• The problem
List all lines of the data that include the string "caption".

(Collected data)
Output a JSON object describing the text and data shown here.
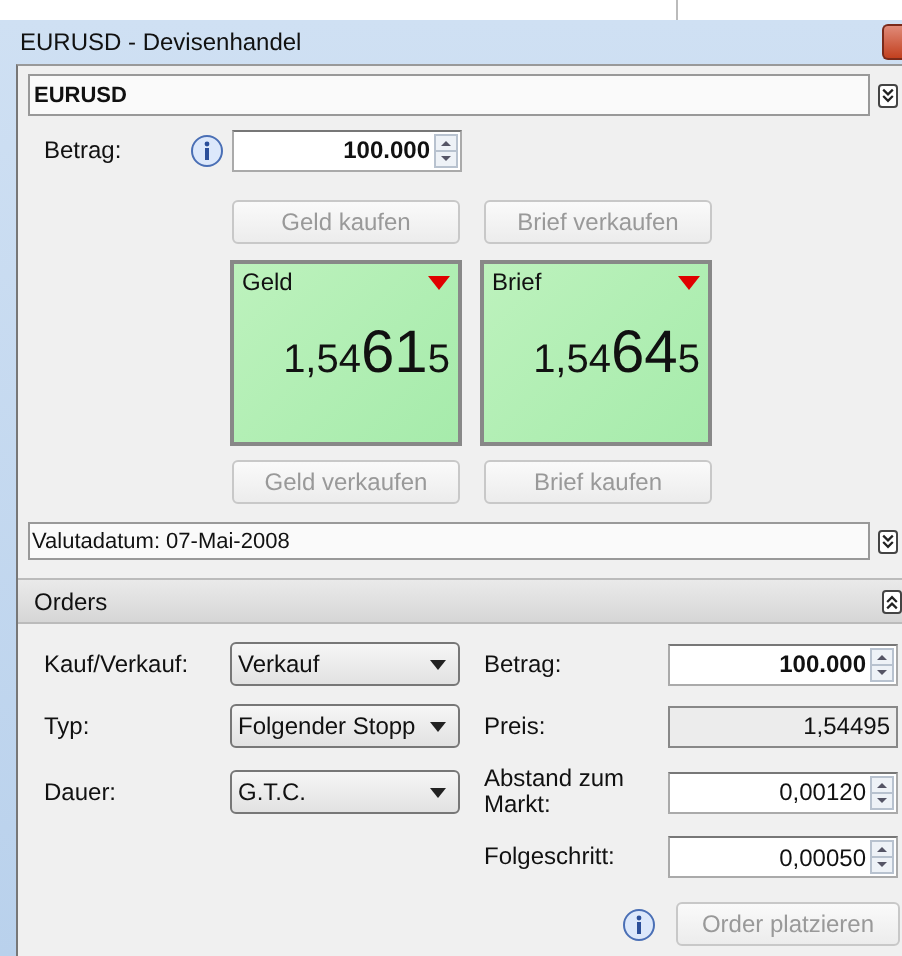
{
  "window": {
    "title": "EURUSD - Devisenhandel"
  },
  "instrument": {
    "name": "EURUSD",
    "expanded": false
  },
  "amount": {
    "label": "Betrag:",
    "value": "100.000",
    "bold": true
  },
  "buttons_top": [
    {
      "label": "Geld kaufen",
      "disabled": true
    },
    {
      "label": "Brief verkaufen",
      "disabled": true
    }
  ],
  "quotes": [
    {
      "label": "Geld",
      "prefix": "1,54",
      "pips": "61",
      "suffix": "5",
      "falling": true
    },
    {
      "label": "Brief",
      "prefix": "1,54",
      "pips": "64",
      "suffix": "5",
      "falling": true
    }
  ],
  "buttons_bottom": [
    {
      "label": "Geld verkaufen",
      "disabled": true
    },
    {
      "label": "Brief kaufen",
      "disabled": true
    }
  ],
  "value_date": {
    "text": "Valutadatum: 07-Mai-2008",
    "expanded": false
  },
  "orders": {
    "title": "Orders",
    "expanded": true,
    "left": [
      {
        "label": "Kauf/Verkauf:",
        "value": "Verkauf",
        "kind": "combo"
      },
      {
        "label": "Typ:",
        "value": "Folgender Stopp",
        "kind": "combo"
      },
      {
        "label": "Dauer:",
        "value": "G.T.C.",
        "kind": "combo"
      }
    ],
    "right": [
      {
        "label": "Betrag:",
        "value": "100.000",
        "kind": "spin",
        "bold": true
      },
      {
        "label": "Preis:",
        "value": "1,54495",
        "kind": "readonly",
        "bold": false
      },
      {
        "label": "Abstand zum Markt:",
        "value": "0,00120",
        "kind": "spin",
        "bold": false
      },
      {
        "label": "Folgeschritt:",
        "value": "0,00050",
        "kind": "spin",
        "bold": false
      }
    ],
    "submit": {
      "label": "Order platzieren",
      "disabled": true
    }
  }
}
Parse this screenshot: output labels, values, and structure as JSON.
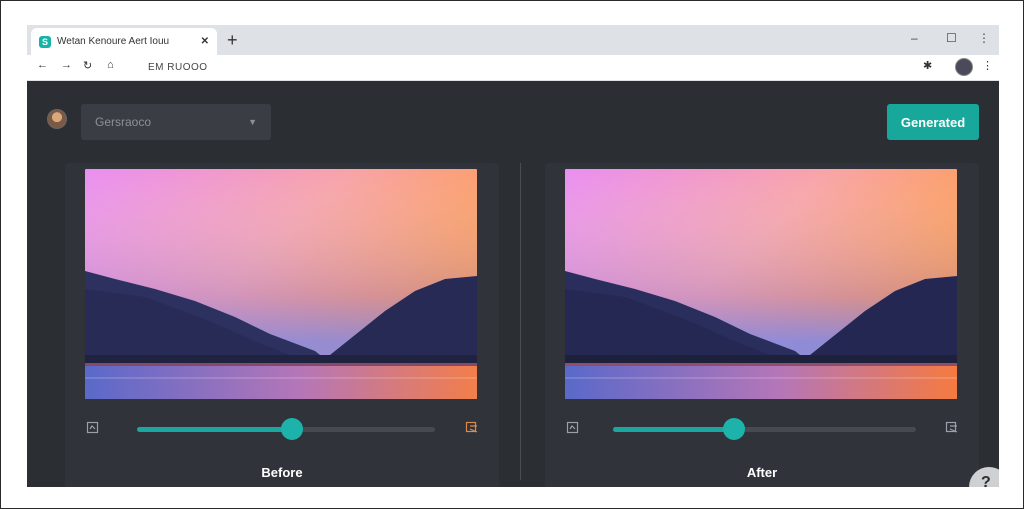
{
  "browser": {
    "tab_title": "Wetan Kenoure Aert Iouu",
    "tab_close": "✕",
    "new_tab": "+",
    "window_controls": [
      "–",
      "☐",
      "⋮"
    ],
    "url": "EM RUOOO"
  },
  "header": {
    "preset_value": "Gersraoco",
    "generate_label": "Generated"
  },
  "panels": [
    {
      "caption": "Before",
      "slider": 0.52
    },
    {
      "caption": "After",
      "slider": 0.4
    }
  ],
  "help_label": "?",
  "colors": {
    "accent": "#17a89b",
    "bg": "#2b2e33",
    "panel": "#303339"
  }
}
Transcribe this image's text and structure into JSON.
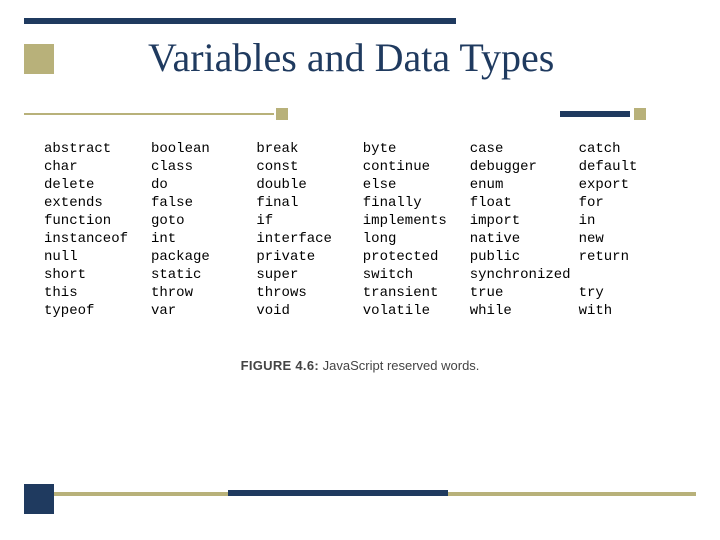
{
  "title": "Variables and Data Types",
  "figure": {
    "label": "FIGURE 4.6:",
    "caption": "JavaScript reserved words."
  },
  "chart_data": {
    "type": "table",
    "title": "JavaScript reserved words",
    "columns": 6,
    "rows": [
      [
        "abstract",
        "boolean",
        "break",
        "byte",
        "case",
        "catch"
      ],
      [
        "char",
        "class",
        "const",
        "continue",
        "debugger",
        "default"
      ],
      [
        "delete",
        "do",
        "double",
        "else",
        "enum",
        "export"
      ],
      [
        "extends",
        "false",
        "final",
        "finally",
        "float",
        "for"
      ],
      [
        "function",
        "goto",
        "if",
        "implements",
        "import",
        "in"
      ],
      [
        "instanceof",
        "int",
        "interface",
        "long",
        "native",
        "new"
      ],
      [
        "null",
        "package",
        "private",
        "protected",
        "public",
        "return"
      ],
      [
        "short",
        "static",
        "super",
        "switch",
        "synchronized",
        ""
      ],
      [
        "this",
        "throw",
        "throws",
        "transient",
        "true",
        "try"
      ],
      [
        "typeof",
        "var",
        "void",
        "volatile",
        "while",
        "with"
      ]
    ]
  },
  "colors": {
    "accent_dark": "#1f3a5f",
    "accent_olive": "#b8b17a"
  }
}
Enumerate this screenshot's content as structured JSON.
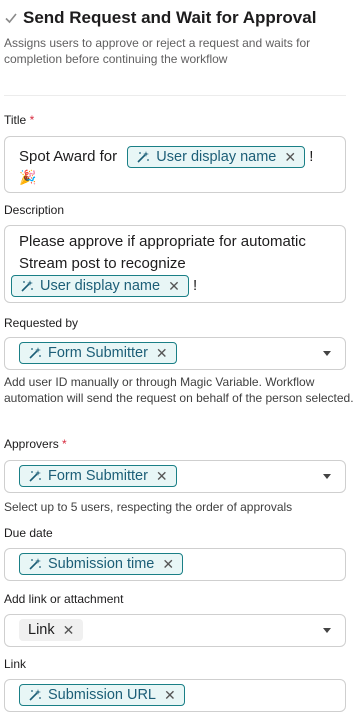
{
  "header": {
    "title": "Send Request and Wait for Approval",
    "subtitle": "Assigns users to approve or reject a request and waits for completion before continuing the workflow"
  },
  "fields": {
    "title": {
      "label": "Title",
      "required_mark": "*",
      "text_prefix": "Spot Award for",
      "chip": "User display name",
      "text_suffix": "!",
      "emoji": "🎉"
    },
    "description": {
      "label": "Description",
      "line1": "Please approve if appropriate for automatic",
      "line2": "Stream post to recognize",
      "chip": "User display name",
      "text_suffix": "!"
    },
    "requested_by": {
      "label": "Requested by",
      "chip": "Form Submitter",
      "help": "Add user ID manually or through Magic Variable. Workflow automation will send the request on behalf of the person selected."
    },
    "approvers": {
      "label": "Approvers",
      "required_mark": "*",
      "chip": "Form Submitter",
      "help": "Select up to 5 users, respecting the order of approvals"
    },
    "due_date": {
      "label": "Due date",
      "chip": "Submission time"
    },
    "link_or_attachment": {
      "label": "Add link or attachment",
      "chip": "Link"
    },
    "link": {
      "label": "Link",
      "chip": "Submission URL"
    }
  },
  "icons": {
    "check": "checkmark-icon",
    "magic": "magic-wand-icon",
    "remove": "close-icon",
    "dropdown": "chevron-down-icon"
  },
  "colors": {
    "chip_border": "#1a7f86",
    "chip_background": "#e8f6f6",
    "chip_text": "#1c5e77",
    "required": "#d72b3f"
  }
}
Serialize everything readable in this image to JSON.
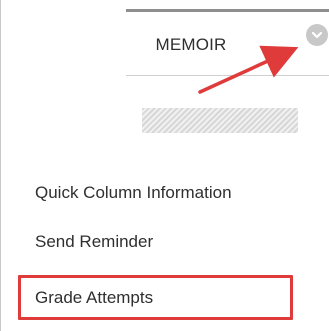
{
  "column": {
    "title": "MEMOIR",
    "menu_icon": "chevron-down-icon"
  },
  "menu": {
    "items": [
      {
        "label": "Quick Column Information"
      },
      {
        "label": "Send Reminder"
      },
      {
        "label": "Grade Attempts"
      }
    ]
  },
  "annotations": {
    "arrow_color": "#e03b3b",
    "highlight_color": "#e03b3b"
  }
}
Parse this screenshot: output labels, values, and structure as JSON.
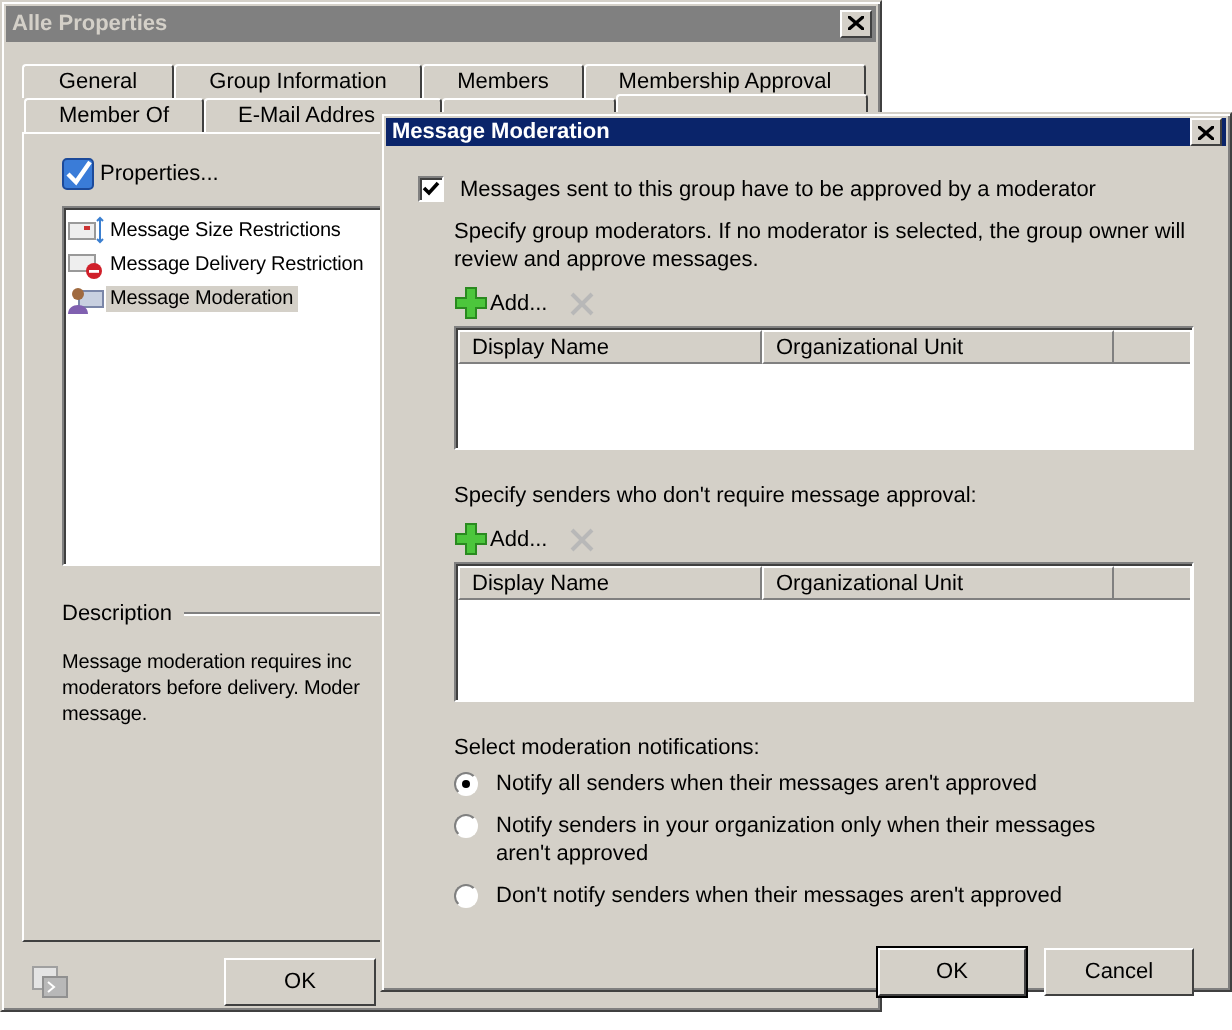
{
  "back_window": {
    "title": "Alle Properties",
    "tab_rows": [
      [
        {
          "label": "General",
          "selected": false
        },
        {
          "label": "Group Information",
          "selected": false
        },
        {
          "label": "Members",
          "selected": false
        },
        {
          "label": "Membership Approval",
          "selected": false
        }
      ],
      [
        {
          "label": "Member Of",
          "selected": false
        },
        {
          "label": "E-Mail Addres",
          "selected": false
        },
        {
          "selected": false
        },
        {
          "selected": true
        }
      ]
    ],
    "properties_button": "Properties...",
    "features": [
      {
        "label": "Message Size Restrictions",
        "kind": "size",
        "selected": false
      },
      {
        "label": "Message Delivery Restriction",
        "kind": "delivery",
        "selected": false
      },
      {
        "label": "Message Moderation",
        "kind": "moderation",
        "selected": true
      }
    ],
    "description": {
      "legend": "Description",
      "lines": [
        "Message moderation requires inc",
        "moderators before delivery. Moder",
        "message."
      ]
    },
    "buttons": [
      "OK"
    ]
  },
  "dialog": {
    "title": "Message Moderation",
    "require_approval": {
      "label": "Messages sent to this group have to be approved by a moderator",
      "checked": true
    },
    "moderators": {
      "intro": "Specify group moderators. If no moderator is selected, the group owner will review and approve messages.",
      "add": "Add...",
      "columns": [
        "Display Name",
        "Organizational Unit"
      ]
    },
    "exempt_senders": {
      "intro": "Specify senders who don't require message approval:",
      "add": "Add...",
      "columns": [
        "Display Name",
        "Organizational Unit"
      ]
    },
    "notifications": {
      "heading": "Select moderation notifications:",
      "options": [
        {
          "label": "Notify all senders when their messages aren't approved",
          "selected": true
        },
        {
          "label": "Notify senders in your organization only when their messages aren't approved",
          "selected": false
        },
        {
          "label": "Don't notify senders when their messages aren't approved",
          "selected": false
        }
      ]
    },
    "buttons": [
      {
        "label": "OK",
        "default": true
      },
      {
        "label": "Cancel",
        "default": false
      }
    ]
  }
}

• Result for this exercise
      "caption": "Before",
      "caption": "After",
    "caption": "JavaScript reserved words."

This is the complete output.